We may be getting better at talking about death, but are we falling short when it comes to managing the longer-term grief?
Strange how you tend to get runs of certain presentations isn’t it?
Von was about my fourth patient in as many months who was struggling to come to terms with the loss of a loved one.
She was in her late 60s and her husband, who had been considerably older than her, had been ill for many months with severe heart failure, so his death hadn’t been a shock. Nonetheless, six months down the track, poor Von could not understand why she still felt so lost and unable to discuss him without dissolving into tears.
Compounding her distress was the fact she felt she should be “getting over it” by now and “moving on”. She was making people feel uncomfortable when she got emotional, so she simply avoided those triggering conversations, even with her children.
It was a familiar story among my recent run of older patients – two who’d lost husbands, one a sister and another a brother. There was a consistent theme of searching for guidance on how to manage mourning – after the death, after the funeral, after all the friends and relatives have resumed their often busy, and often unchanged, lives.
They’d all presented thinking there must be something wrong with them for continuing to feel this grief past what they felt was “normal”, which in their minds was maybe a couple of months.
It’s been almost 50 years since Kubler-Ross gave us the classic phases of grieving. There is now a wealth of resources available that people can access when confronting mortality – either their own or that of someone close to them. And between advanced care directives, palliative care and the euthanasia debate I believe, as a society, we are getting a lot better about talking about death and dying.
But maybe we fall a little short when it comes to managing the longer-term grief.
Maybe it’s our tendency, in this digital age, to focus on the immediate and our consequently short attention span that expects everyone to always be looking to the future rather than “wasting time” on the past.
Maybe it’s our modern Australian culture that has left us without any rituals beyond that of the funeral. Historically, rituals tended to give stage gates for grief or, at the very least, a public acknowledgement of a realistic time-frame that it might take until that grief might lessen.
I have patients from other cultures who expect to wear black for a year or more after losing their husband, or who have a religious ceremony marking the monthly anniversary of their partner’s death for 12 months, or only unveil the tombstone at the one-year anniversary.
I’m not suggesting we restore the notion of widow’s weeds, but perhaps there needs to be greater recognition that the grieving individual will be vulnerable for a period that is far more likely to measured in months rather than weeks.
I distinctly remember sharing cappuccino and Kleenex with a friend who had lost her husband unexpectantly, 10 weeks prior. We were joined by another friend who looked at the two of us and asked, more in genuine surprise than unkindness, “are you still crying?”
When the latest update of the classification of mental illness, the DSM-5, was published a few years there was considerable controversy about the guidelines in relation to grief.

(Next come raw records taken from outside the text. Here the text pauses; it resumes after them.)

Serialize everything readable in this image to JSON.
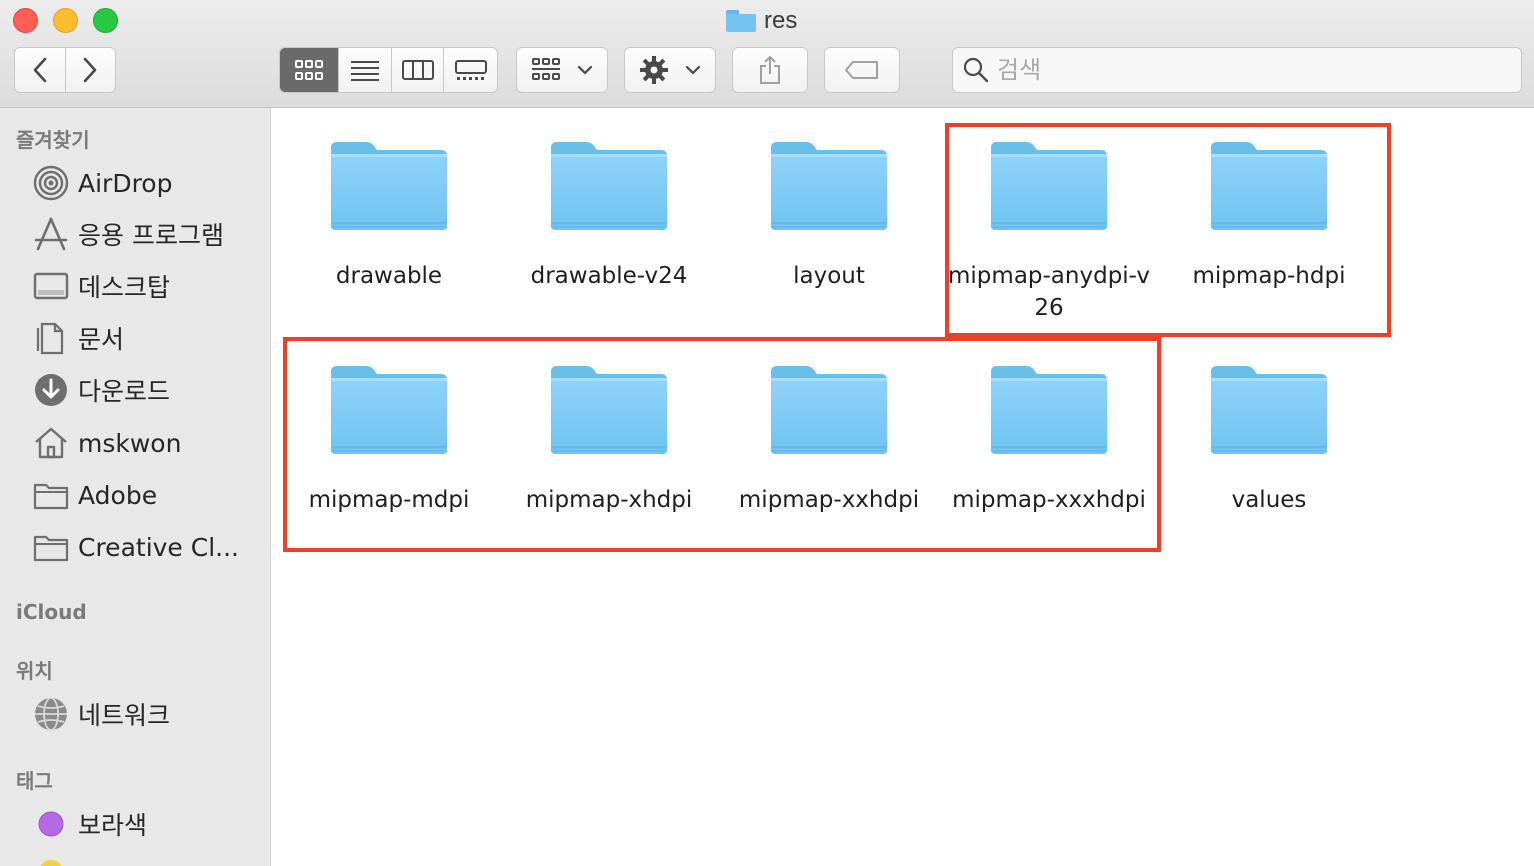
{
  "window": {
    "title": "res"
  },
  "toolbar": {
    "back_icon": "chevron-left-icon",
    "forward_icon": "chevron-right-icon",
    "view_modes": [
      "icon-view",
      "list-view",
      "column-view",
      "gallery-view"
    ],
    "active_view": "icon-view",
    "group_icon": "group-grid-icon",
    "action_icon": "gear-icon",
    "share_icon": "share-icon",
    "tag_icon": "tag-icon"
  },
  "search": {
    "placeholder": "검색",
    "value": ""
  },
  "sidebar": {
    "favorites_title": "즐겨찾기",
    "favorites": [
      {
        "label": "AirDrop",
        "icon": "airdrop-icon"
      },
      {
        "label": "응용 프로그램",
        "icon": "applications-icon"
      },
      {
        "label": "데스크탑",
        "icon": "desktop-icon"
      },
      {
        "label": "문서",
        "icon": "document-icon"
      },
      {
        "label": "다운로드",
        "icon": "download-icon"
      },
      {
        "label": "mskwon",
        "icon": "home-icon"
      },
      {
        "label": "Adobe",
        "icon": "folder-icon"
      },
      {
        "label": "Creative Cl...",
        "icon": "folder-icon"
      }
    ],
    "icloud_title": "iCloud",
    "locations_title": "위치",
    "locations": [
      {
        "label": "네트워크",
        "icon": "network-icon"
      }
    ],
    "tags_title": "태그",
    "tags": [
      {
        "label": "보라색",
        "color": "#b36ae2"
      }
    ]
  },
  "folders": [
    {
      "name": "drawable"
    },
    {
      "name": "drawable-v24"
    },
    {
      "name": "layout"
    },
    {
      "name": "mipmap-anydpi-v26"
    },
    {
      "name": "mipmap-hdpi"
    },
    {
      "name": "mipmap-mdpi"
    },
    {
      "name": "mipmap-xhdpi"
    },
    {
      "name": "mipmap-xxhdpi"
    },
    {
      "name": "mipmap-xxxhdpi"
    },
    {
      "name": "values"
    }
  ],
  "colors": {
    "highlight": "#e8412c",
    "folder": "#7ccbf5",
    "sidebar_bg": "#e8e8e8"
  }
}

The new DSM-5 actually took away the need to exclude recent bereavement when diagnosing someone with a depressive or adjustment disorder. So theoretically, you could present within a few months of losing your much-loved partner and actually be diagnosed as having an affective disorder and be given medication.
To be fair, I don’t know of any doctors who do this, but this tendency to blur the distinction between significant grief and perhaps a mental illness is, I feel, reflective of modern-day thinking.
Even their classification of a complicated grief disorder which can’t be diagnosed until the person has been grieving for at least six months, gives the impression that by six months one should be over it. (Of course, complicated grief disorder is more than just persistent grief, but the broad-brush definition gives that impression).
No one wants to be persistently unhappy. No one wants their friend or relative to be persistently unhappy.
The idea that someone should be allowed to have, and maybe needs to have, sad, painful conversations about their husband, mother, child many months after their death isn’t always a comfortable reality.
But expectations that the grief process should be complete in a couple of months doesn’t help anyone, least of all the person going through it. And it is often the grieving person themselves who has these expectations, which explains why they appear in our consulting rooms.
I often explain to patients the concept of the year of firsts, which many grief counsellors talk about. The first wedding anniversary without their partner, the first Christmas, the first Mother’s Day et cetera. All are sad milestones that should be expected to be painful and acknowledged in some way, culminating in the first anniversary of the death.
I’m hardly a psychological guru, but I have found just the 12-month time frame of this discussion often helps patients reconsider their concept of a “normal” grieving period.
In Von’s case, she made a point of acknowledging some of these “firsts” by organising get-togethers with particular family and friends on those dates. In a way she created her own rituals, which she found comforting.
She was still sad, but less anxious about feeling sad. Perhaps just the recognition she didn’t have to concertina all that grieving for a lifetime of memories into just a short couple of months helped as well. Grief cannot, and should not, be rushed.